Copy each line from the records below in which the word "What" is found.
··· RECORD SET
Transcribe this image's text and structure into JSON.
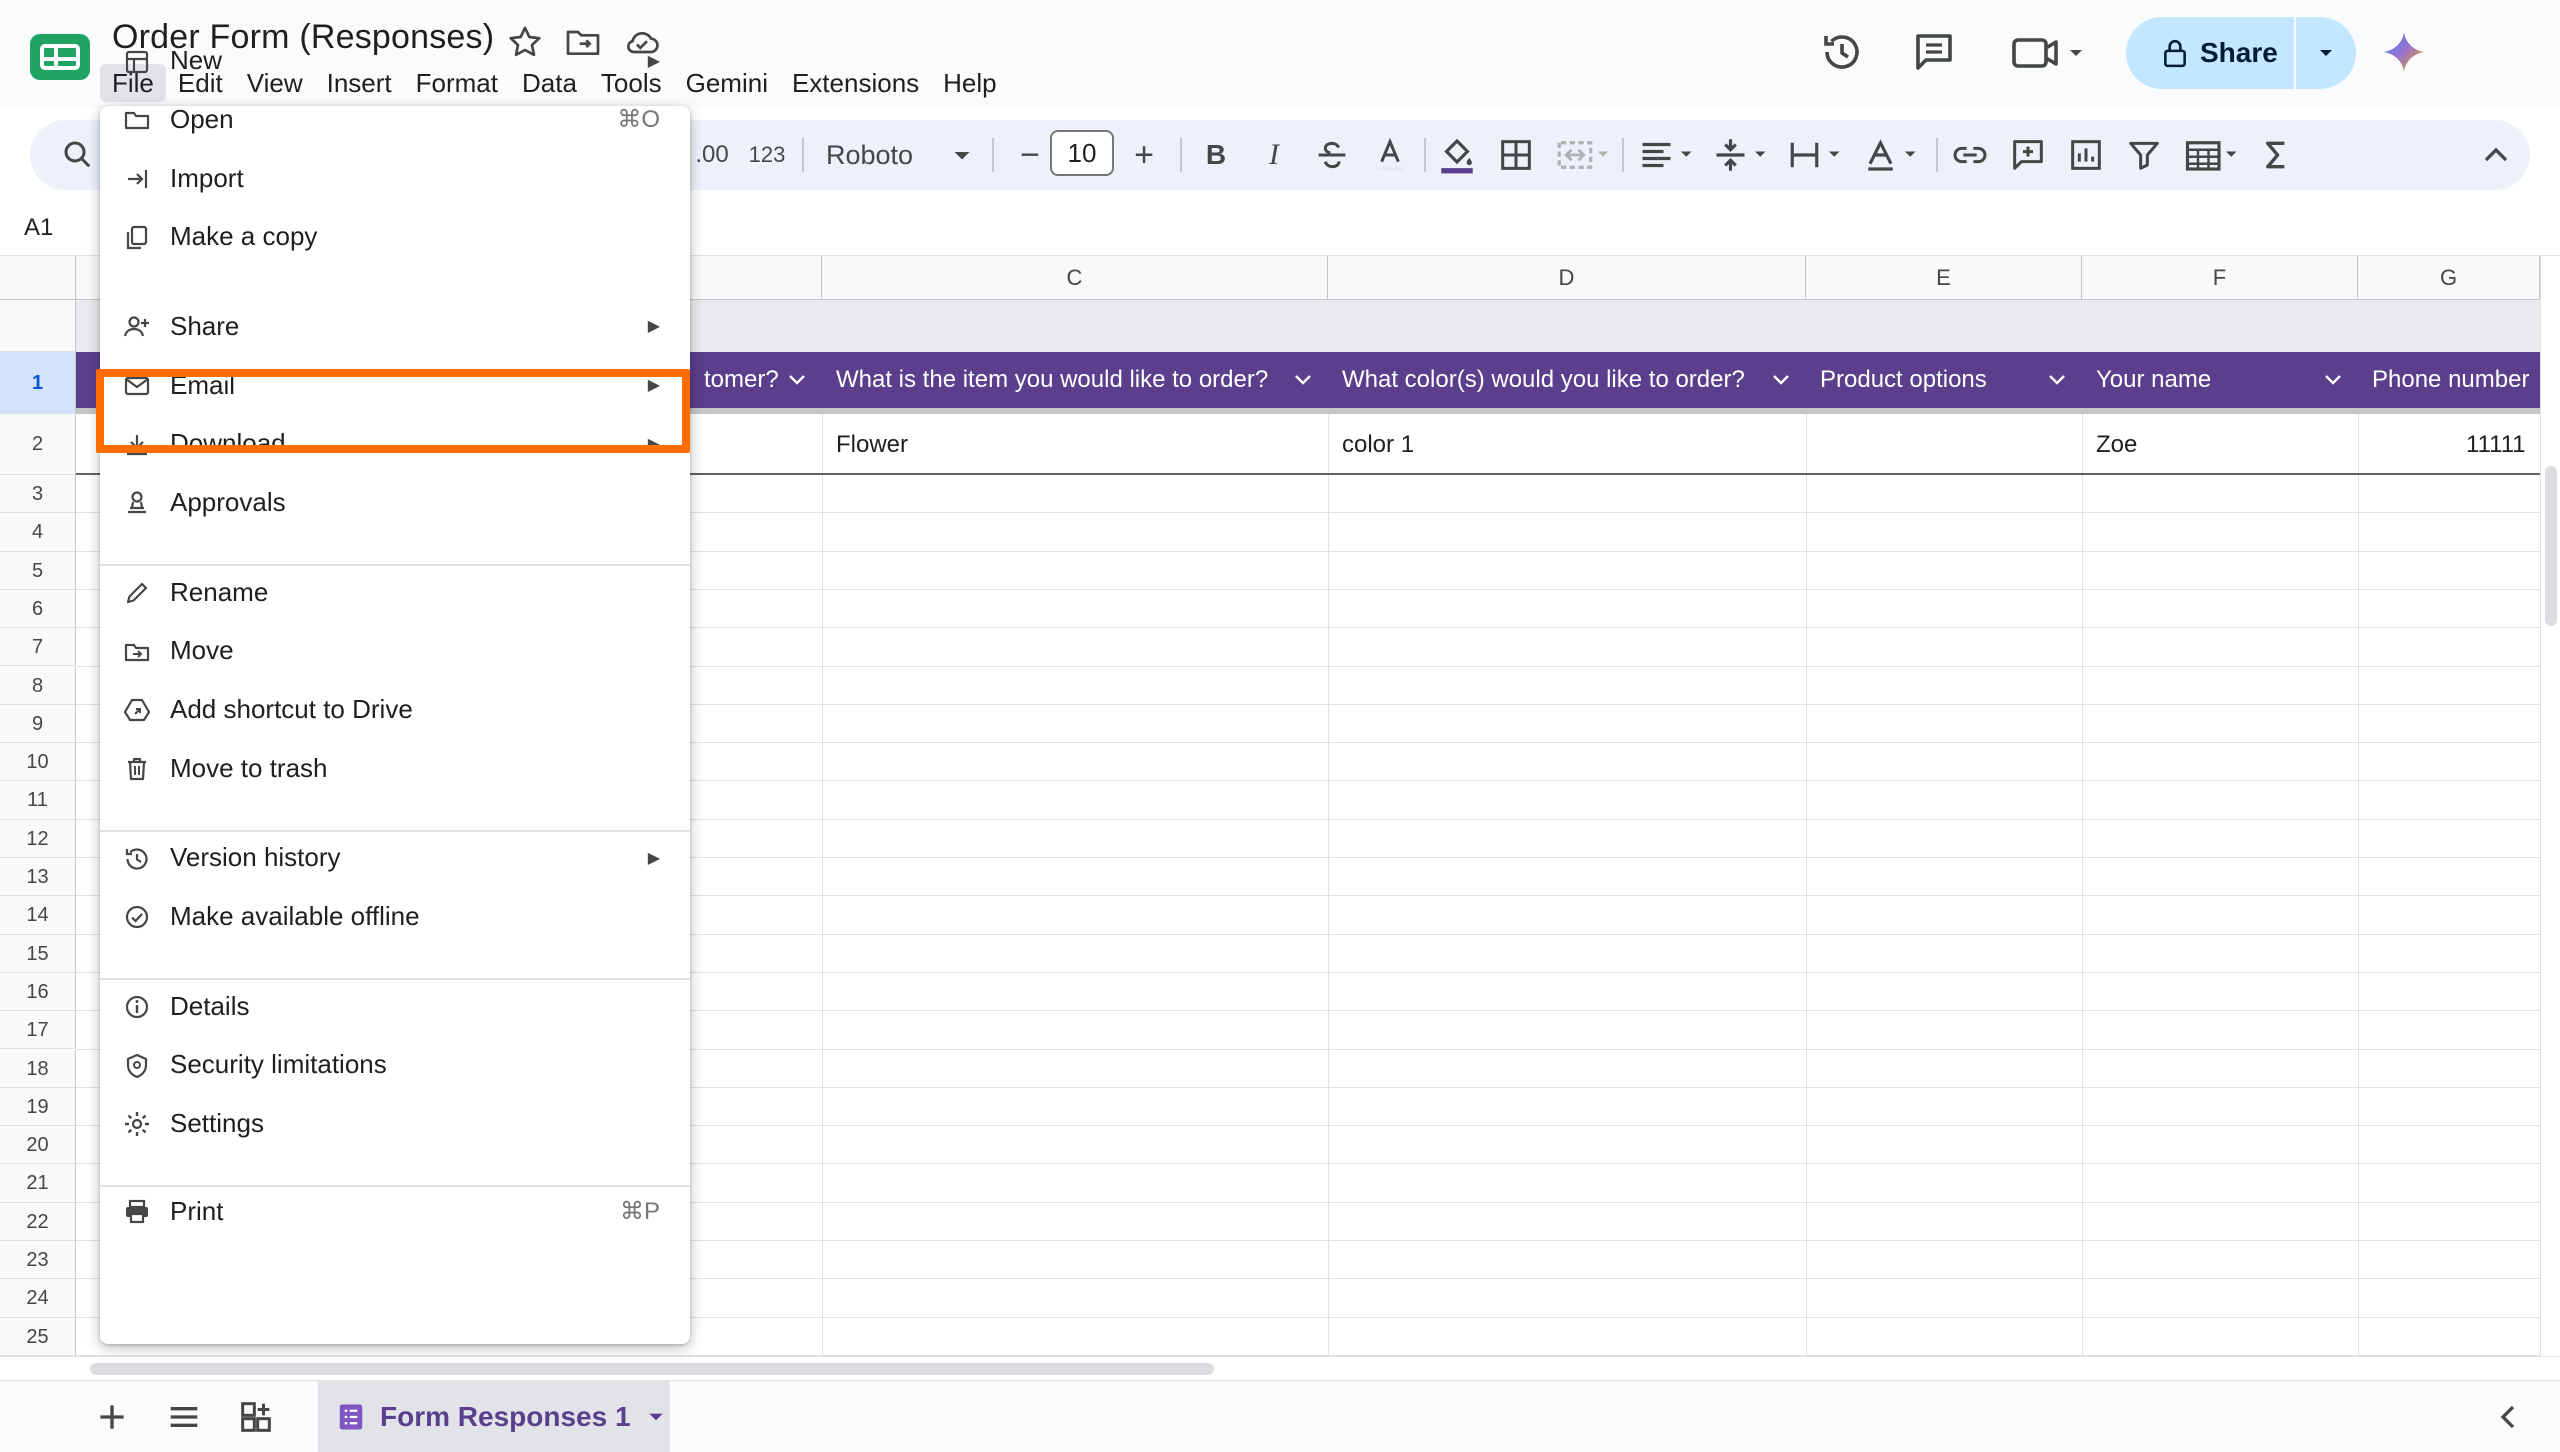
{
  "app": {
    "doc_title": "Order Form (Responses)",
    "menus": [
      "File",
      "Edit",
      "View",
      "Insert",
      "Format",
      "Data",
      "Tools",
      "Gemini",
      "Extensions",
      "Help"
    ],
    "share_label": "Share"
  },
  "toolbar": {
    "decimal_label": ".00",
    "number_format_label": "123",
    "font_name": "Roboto",
    "font_size": "10",
    "minus_label": "−",
    "plus_label": "+",
    "bold_label": "B",
    "italic_label": "I"
  },
  "formula_bar": {
    "name_box": "A1"
  },
  "grid": {
    "columns": [
      "C",
      "D",
      "E",
      "F",
      "G"
    ],
    "rows": [
      "1",
      "2",
      "3",
      "4",
      "5",
      "6",
      "7",
      "8",
      "9",
      "10",
      "11",
      "12",
      "13",
      "14",
      "15",
      "16",
      "17",
      "18",
      "19",
      "20",
      "21",
      "22",
      "23",
      "24",
      "25"
    ],
    "header_cells": [
      "tomer?",
      "What is the item you would like to order?",
      "What color(s) would you like to order?",
      "Product options",
      "Your name",
      "Phone number"
    ],
    "row2": {
      "item": "Flower",
      "color": "color 1",
      "name": "Zoe",
      "phone": "11111"
    }
  },
  "sheetbar": {
    "tab_label": "Form Responses 1"
  },
  "file_menu": {
    "items": [
      {
        "label": "New",
        "icon": "new-sheet-icon",
        "submenu": true
      },
      {
        "label": "Open",
        "icon": "folder-icon",
        "shortcut": "⌘O"
      },
      {
        "label": "Import",
        "icon": "import-icon"
      },
      {
        "label": "Make a copy",
        "icon": "copy-icon"
      },
      {
        "label": "Share",
        "icon": "person-add-icon",
        "submenu": true
      },
      {
        "label": "Email",
        "icon": "email-icon",
        "submenu": true
      },
      {
        "label": "Download",
        "icon": "download-icon",
        "submenu": true
      },
      {
        "label": "Approvals",
        "icon": "approvals-icon"
      },
      {
        "label": "Rename",
        "icon": "pencil-icon"
      },
      {
        "label": "Move",
        "icon": "move-folder-icon"
      },
      {
        "label": "Add shortcut to Drive",
        "icon": "drive-shortcut-icon"
      },
      {
        "label": "Move to trash",
        "icon": "trash-icon"
      },
      {
        "label": "Version history",
        "icon": "history-icon",
        "submenu": true
      },
      {
        "label": "Make available offline",
        "icon": "offline-icon"
      },
      {
        "label": "Details",
        "icon": "info-icon"
      },
      {
        "label": "Security limitations",
        "icon": "shield-icon"
      },
      {
        "label": "Settings",
        "icon": "gear-icon"
      },
      {
        "label": "Print",
        "icon": "print-icon",
        "shortcut": "⌘P"
      }
    ]
  },
  "colors": {
    "header_row_bg": "#5b3f8c",
    "share_button_bg": "#c2e7ff",
    "highlight": "#ff6d00",
    "logo_green": "#1fa463"
  }
}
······
TASK RESULT:
      "What is the item you would like to order?",
      "What color(s) would you like to order?",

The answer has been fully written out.